** Exercise prompt **
Without including any pictures, write out the data below exactly.

-------

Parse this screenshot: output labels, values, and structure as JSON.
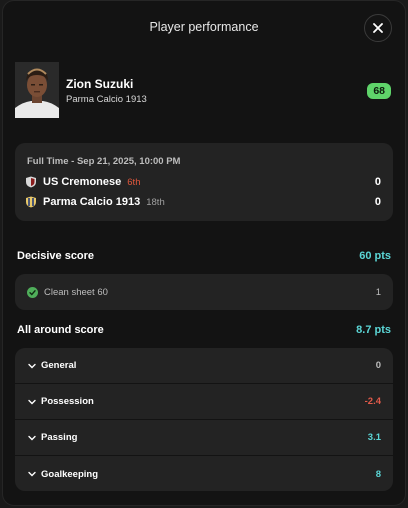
{
  "header": {
    "title": "Player performance"
  },
  "player": {
    "name": "Zion Suzuki",
    "team": "Parma Calcio 1913",
    "rating": "68"
  },
  "match": {
    "status": "Full Time - Sep 21, 2025, 10:00 PM",
    "teams": [
      {
        "name": "US Cremonese",
        "position": "6th",
        "position_color": "#e0573c",
        "score": "0",
        "shield_color": "#d9d9d9"
      },
      {
        "name": "Parma Calcio 1913",
        "position": "18th",
        "position_color": "#a0a0a0",
        "score": "0",
        "shield_color": "#e9c96a"
      }
    ]
  },
  "decisive": {
    "title": "Decisive score",
    "points": "60 pts",
    "item_label": "Clean sheet 60",
    "item_value": "1",
    "item_icon": "shield-check-icon"
  },
  "all_around": {
    "title": "All around score",
    "points": "8.7 pts",
    "rows": [
      {
        "label": "General",
        "value": "0",
        "color": "#bdbdbd"
      },
      {
        "label": "Possession",
        "value": "-2.4",
        "color": "#e25a4a"
      },
      {
        "label": "Passing",
        "value": "3.1",
        "color": "#5bd6d6"
      },
      {
        "label": "Goalkeeping",
        "value": "8",
        "color": "#5bd6d6"
      }
    ]
  },
  "colors": {
    "accent": "#5bd6d6",
    "rating_bg": "#5fd46a",
    "negative": "#e25a4a"
  }
}
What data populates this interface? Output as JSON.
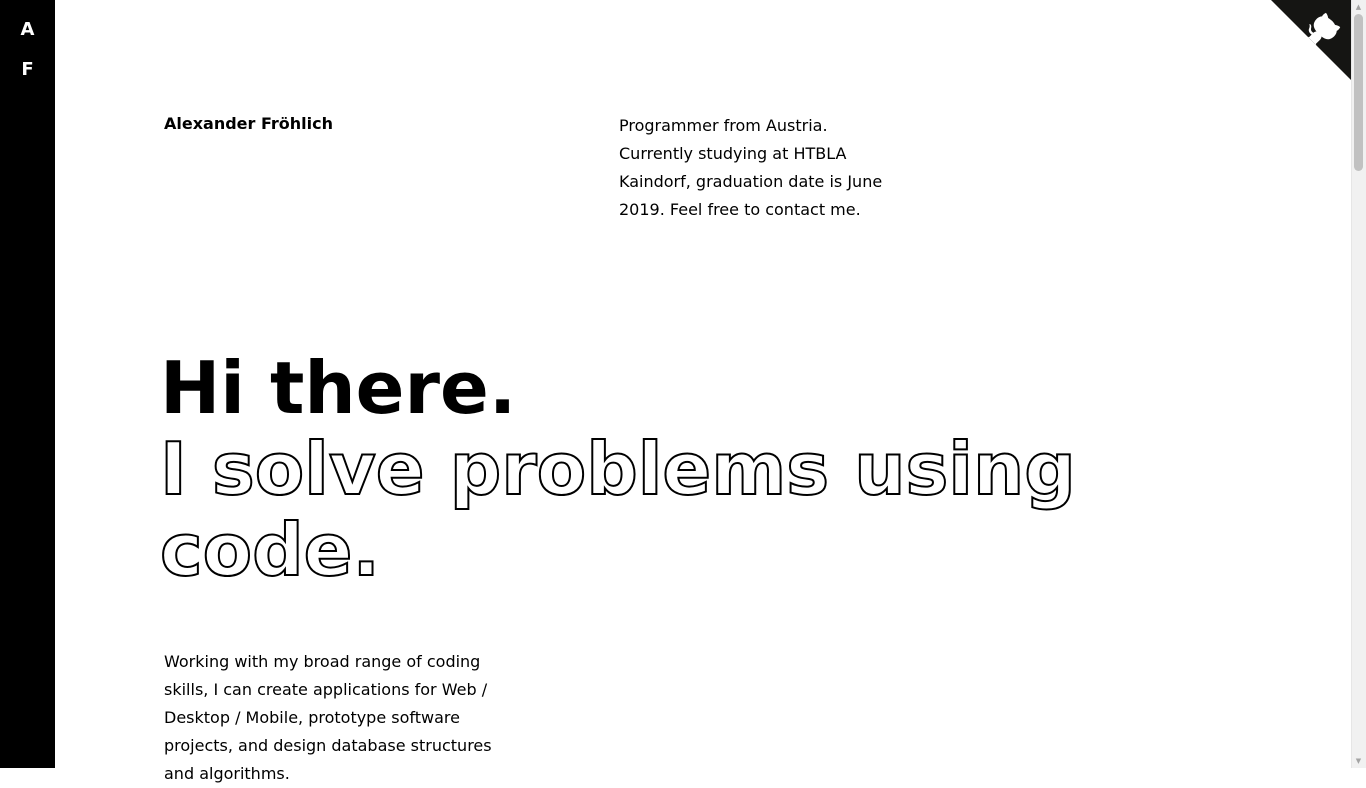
{
  "sidebar": {
    "logo_letters": [
      "A",
      "F"
    ]
  },
  "corner": {
    "icon": "github-octocat-icon",
    "background_color": "#151513"
  },
  "header": {
    "name": "Alexander Fröhlich",
    "bio": "Programmer from Austria. Currently studying at HTBLA Kaindorf, graduation date is June 2019. Feel free to contact me."
  },
  "hero": {
    "greeting": "Hi there.",
    "tagline": "I solve problems using code."
  },
  "about": {
    "text": "Working with my broad range of coding skills, I can create applications for Web / Desktop / Mobile, prototype software projects, and design database structures and algorithms."
  },
  "colors": {
    "accent": "#000000",
    "background": "#ffffff"
  }
}
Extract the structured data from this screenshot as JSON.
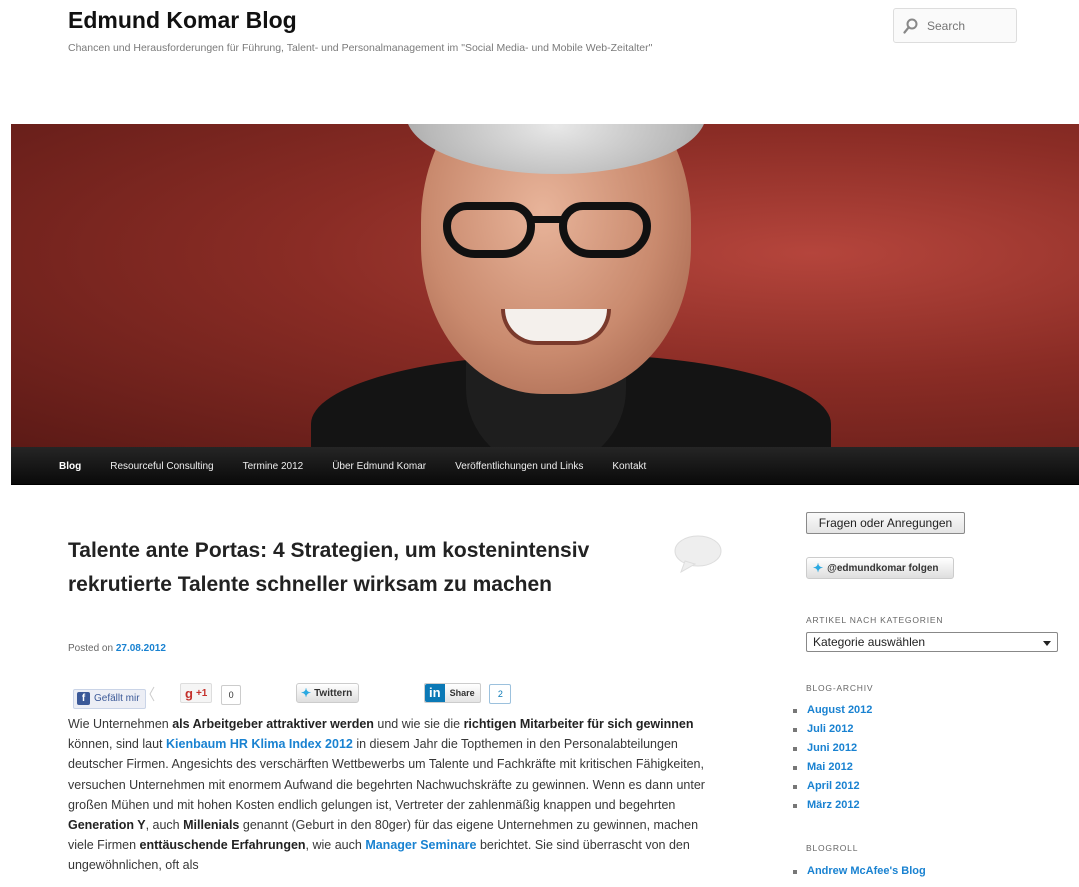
{
  "site": {
    "title": "Edmund Komar Blog",
    "description": "Chancen und Herausforderungen für Führung, Talent- und Personalmanagement im \"Social Media- und Mobile Web-Zeitalter\""
  },
  "search": {
    "placeholder": "Search"
  },
  "nav": {
    "items": [
      "Blog",
      "Resourceful Consulting",
      "Termine 2012",
      "Über Edmund Komar",
      "Veröffentlichungen und Links",
      "Kontakt"
    ]
  },
  "post": {
    "title": "Talente ante Portas: 4 Strategien, um kostenintensiv rekrutierte Talente schneller wirksam zu machen",
    "posted_prefix": "Posted on",
    "date": "27.08.2012",
    "share": {
      "facebook_label": "Gefällt mir",
      "gplus_label": "+1",
      "gplus_count": "0",
      "twitter_label": "Twittern",
      "linkedin_label": "Share",
      "linkedin_count": "2"
    },
    "body": [
      {
        "t": "Wie Unternehmen "
      },
      {
        "b": "als Arbeitgeber attraktiver werden"
      },
      {
        "t": " und wie sie die "
      },
      {
        "b": "richtigen Mitarbeiter für sich gewinnen"
      },
      {
        "t": " können, sind laut "
      },
      {
        "a": "Kienbaum HR Klima Index 2012"
      },
      {
        "t": " in diesem Jahr die Topthemen in den Personalabteilungen deutscher Firmen. Angesichts des verschärften Wettbewerbs um Talente und Fachkräfte mit kritischen Fähigkeiten, versuchen Unternehmen mit enormem Aufwand die begehrten Nachwuchskräfte zu gewinnen. Wenn es dann unter großen Mühen und mit hohen Kosten endlich gelungen ist, Vertreter der zahlenmäßig knappen und begehrten "
      },
      {
        "b": "Generation Y"
      },
      {
        "t": ", auch "
      },
      {
        "b": "Millenials"
      },
      {
        "t": " genannt (Geburt in den 80ger) für das eigene Unternehmen zu gewinnen, machen viele Firmen "
      },
      {
        "b": "enttäuschende Erfahrungen"
      },
      {
        "t": ", wie auch "
      },
      {
        "a": "Manager Seminare"
      },
      {
        "t": " berichtet. Sie sind überrascht von den ungewöhnlichen, oft als"
      }
    ]
  },
  "sidebar": {
    "feedback_button": "Fragen oder Anregungen",
    "twitter_follow": "@edmundkomar folgen",
    "categories_title": "ARTIKEL NACH KATEGORIEN",
    "categories_selected": "Kategorie auswählen",
    "archive_title": "BLOG-ARCHIV",
    "archive": [
      "August 2012",
      "Juli 2012",
      "Juni 2012",
      "Mai 2012",
      "April 2012",
      "März 2012"
    ],
    "blogroll_title": "BLOGROLL",
    "blogroll": [
      "Andrew McAfee's Blog"
    ]
  },
  "colors": {
    "link": "#1982d1",
    "nav_bg": "#111111",
    "banner_bg": "#8a2c25"
  }
}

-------

** Answer box **
Parse this screenshot: output labels, values, and structure as JSON.
{
  "header": {
    "title": "Player performance"
  },
  "player": {
    "name": "Zion Suzuki",
    "team": "Parma Calcio 1913",
    "rating": "68"
  },
  "match": {
    "status": "Full Time - Sep 21, 2025, 10:00 PM",
    "teams": [
      {
        "name": "US Cremonese",
        "position": "6th",
        "position_color": "#e0573c",
        "score": "0",
        "shield_color": "#d9d9d9"
      },
      {
        "name": "Parma Calcio 1913",
        "position": "18th",
        "position_color": "#a0a0a0",
        "score": "0",
        "shield_color": "#e9c96a"
      }
    ]
  },
  "decisive": {
    "title": "Decisive score",
    "points": "60 pts",
    "item_label": "Clean sheet 60",
    "item_value": "1",
    "item_icon": "shield-check-icon"
  },
  "all_around": {
    "title": "All around score",
    "points": "8.7 pts",
    "rows": [
      {
        "label": "General",
        "value": "0",
        "color": "#bdbdbd"
      },
      {
        "label": "Possession",
        "value": "-2.4",
        "color": "#e25a4a"
      },
      {
        "label": "Passing",
        "value": "3.1",
        "color": "#5bd6d6"
      },
      {
        "label": "Goalkeeping",
        "value": "8",
        "color": "#5bd6d6"
      }
    ]
  },
  "colors": {
    "accent": "#5bd6d6",
    "rating_bg": "#5fd46a",
    "negative": "#e25a4a"
  }
}
What data populates this interface? Output as JSON.
{
  "sidebar": {
    "logo_letters": [
      "A",
      "F"
    ]
  },
  "corner": {
    "icon": "github-octocat-icon",
    "background_color": "#151513"
  },
  "header": {
    "name": "Alexander Fröhlich",
    "bio": "Programmer from Austria. Currently studying at HTBLA Kaindorf, graduation date is June 2019. Feel free to contact me."
  },
  "hero": {
    "greeting": "Hi there.",
    "tagline": "I solve problems using code."
  },
  "about": {
    "text": "Working with my broad range of coding skills, I can create applications for Web / Desktop / Mobile, prototype software projects, and design database structures and algorithms."
  },
  "colors": {
    "accent": "#000000",
    "background": "#ffffff"
  }
}
Extract the structured data from this screenshot as JSON.
{
  "site": {
    "title": "Edmund Komar Blog",
    "description": "Chancen und Herausforderungen für Führung, Talent- und Personalmanagement im \"Social Media- und Mobile Web-Zeitalter\""
  },
  "search": {
    "placeholder": "Search"
  },
  "nav": {
    "items": [
      "Blog",
      "Resourceful Consulting",
      "Termine 2012",
      "Über Edmund Komar",
      "Veröffentlichungen und Links",
      "Kontakt"
    ]
  },
  "post": {
    "title": "Talente ante Portas: 4 Strategien, um kostenintensiv rekrutierte Talente schneller wirksam zu machen",
    "posted_prefix": "Posted on",
    "date": "27.08.2012",
    "share": {
      "facebook_label": "Gefällt mir",
      "gplus_label": "+1",
      "gplus_count": "0",
      "twitter_label": "Twittern",
      "linkedin_label": "Share",
      "linkedin_count": "2"
    },
    "body": [
      {
        "t": "Wie Unternehmen "
      },
      {
        "b": "als Arbeitgeber attraktiver werden"
      },
      {
        "t": " und wie sie die "
      },
      {
        "b": "richtigen Mitarbeiter für sich gewinnen"
      },
      {
        "t": " können, sind laut "
      },
      {
        "a": "Kienbaum HR Klima Index 2012"
      },
      {
        "t": " in diesem Jahr die Topthemen in den Personalabteilungen deutscher Firmen. Angesichts des verschärften Wettbewerbs um Talente und Fachkräfte mit kritischen Fähigkeiten, versuchen Unternehmen mit enormem Aufwand die begehrten Nachwuchskräfte zu gewinnen. Wenn es dann unter großen Mühen und mit hohen Kosten endlich gelungen ist, Vertreter der zahlenmäßig knappen und begehrten "
      },
      {
        "b": "Generation Y"
      },
      {
        "t": ", auch "
      },
      {
        "b": "Millenials"
      },
      {
        "t": " genannt (Geburt in den 80ger) für das eigene Unternehmen zu gewinnen, machen viele Firmen "
      },
      {
        "b": "enttäuschende Erfahrungen"
      },
      {
        "t": ", wie auch "
      },
      {
        "a": "Manager Seminare"
      },
      {
        "t": " berichtet. Sie sind überrascht von den ungewöhnlichen, oft als"
      }
    ]
  },
  "sidebar": {
    "feedback_button": "Fragen oder Anregungen",
    "twitter_follow": "@edmundkomar folgen",
    "categories_title": "ARTIKEL NACH KATEGORIEN",
    "categories_selected": "Kategorie auswählen",
    "archive_title": "BLOG-ARCHIV",
    "archive": [
      "August 2012",
      "Juli 2012",
      "Juni 2012",
      "Mai 2012",
      "April 2012",
      "März 2012"
    ],
    "blogroll_title": "BLOGROLL",
    "blogroll": [
      "Andrew McAfee's Blog"
    ]
  },
  "colors": {
    "link": "#1982d1",
    "nav_bg": "#111111",
    "banner_bg": "#8a2c25"
  }
}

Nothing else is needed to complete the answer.